    As to how well it works out, I don’t think the system has ever resulted in a single party with an outright majority – it’s always been one of the two major parties, forming a coalition with one or more minor parties. In practice, the smaller parties may end up with disproportionate influence by holding the balance of power, but it’s been working well enough for the past 15 years, I think…

  19. Two things:

    Gerv: “…there’s another election, the Conservatives will sweep to power and no-one will trust either Labour or the Lib Dems for years.”

    Of course, if PR is introduced before the next election, it is incredibly unlikely that the Conservatives will get over 51% of the vote, and thus won’t sweep to power.

    There are plenty of countries with PR that form stable governments with viable fiscal regimes (e.g. Germany), so that can’t really be an argument against it.

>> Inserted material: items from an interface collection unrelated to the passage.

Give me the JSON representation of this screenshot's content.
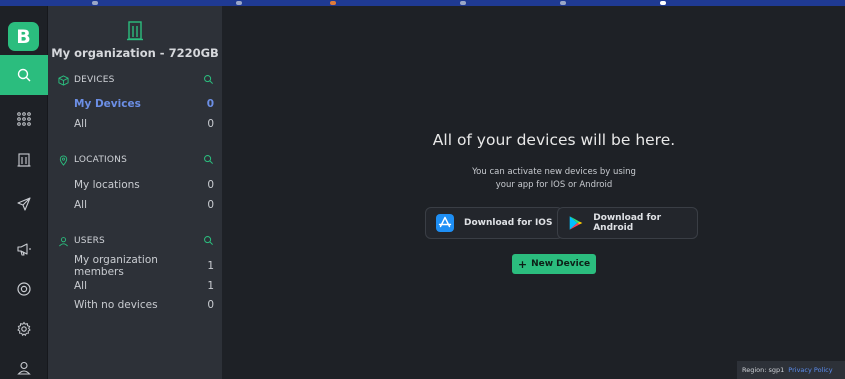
{
  "app": {
    "logo_letter": "B",
    "brand_color": "#2bbd7e"
  },
  "rail": {
    "items": [
      {
        "name": "search-icon",
        "active": true
      },
      {
        "name": "apps-grid-icon",
        "active": false
      },
      {
        "name": "building-icon",
        "active": false
      },
      {
        "name": "send-icon",
        "active": false
      },
      {
        "name": "megaphone-icon",
        "active": false
      },
      {
        "name": "help-lifebuoy-icon",
        "active": false
      },
      {
        "name": "settings-gear-icon",
        "active": false
      },
      {
        "name": "user-account-icon",
        "active": false
      }
    ]
  },
  "sidebar": {
    "org_name": "My organization - 7220GB",
    "devices": {
      "title": "DEVICES",
      "items": [
        {
          "label": "My Devices",
          "count": "0"
        },
        {
          "label": "All",
          "count": "0"
        }
      ]
    },
    "locations": {
      "title": "LOCATIONS",
      "items": [
        {
          "label": "My locations",
          "count": "0"
        },
        {
          "label": "All",
          "count": "0"
        }
      ]
    },
    "users": {
      "title": "USERS",
      "items": [
        {
          "label": "My organization members",
          "count": "1"
        },
        {
          "label": "All",
          "count": "1"
        },
        {
          "label": "With no devices",
          "count": "0"
        }
      ]
    }
  },
  "main": {
    "headline": "All of your devices will be here.",
    "sub_line1": "You can activate new devices by using",
    "sub_line2": "your app for IOS or Android",
    "ios_button": "Download for IOS",
    "android_button": "Download for Android",
    "new_device_button": "New Device",
    "new_device_plus": "+"
  },
  "footer": {
    "region": "Region: sgp1",
    "privacy": "Privacy Policy"
  }
}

    Gijs: Actually both Labour & Conservatives got about 10% greater share of seats than they did of votes, Lib Dems got 15% less. And if people felt that their vote wasn’t going to be wasted (due to living in a safe seat for instance) they might be able to vote for (and get) who they really wanted. (And thus the share of votes each party would get under PR would be different)

  20. I think NZ’s MMP system works very well. Simon explained it well, I would just add that there is a threshold to keep out tiny parties: you need either at least one electorate MP, or at least 5% of the vote, to get any seats.

    It’s true parties can put “lifers” in on the party list who then don’t get directly elected. But in first-past-the-post you get something similar anyway — the lifers are put in “safe seats” instead. Our MMP lists are published well ahead of the election and if they’re full of dead wood, the parties will be penalized at the polls.

    One thing we found in NZ is that it took a little while for politicians to learn the ropes. In the first MMP election, the minor “NZ First” party tried to play kingmaker for all it was worth, squeezing the major parties for all the concessions they could get. Voters didn’t like this at all and NZ First was hammered in the next election. Political leaders learned their lesson.

    I do allow that things may be different in other countries — Israel’s system doesn’t work too well as far as I can tell — but I think of the UK as being a lot like NZ politically. Maybe that’s wrong.

    It might not even be so bad if the BNP got some seats. Let racist thugs make fools of themselves. It’s hardly likely that any major party would risk allying with them.

  21. @Robert – yeah, that’s true. I think that after a few elections under MMP, all the parties have worked out how to make things work smoothly. I was particularly impressed with National’s coalition choices at the last election – picking *two* smaller partners when they only needed one for a majority. Gives them a bit of a broader appeal to both left and right, and prevents either of them from being too demanding…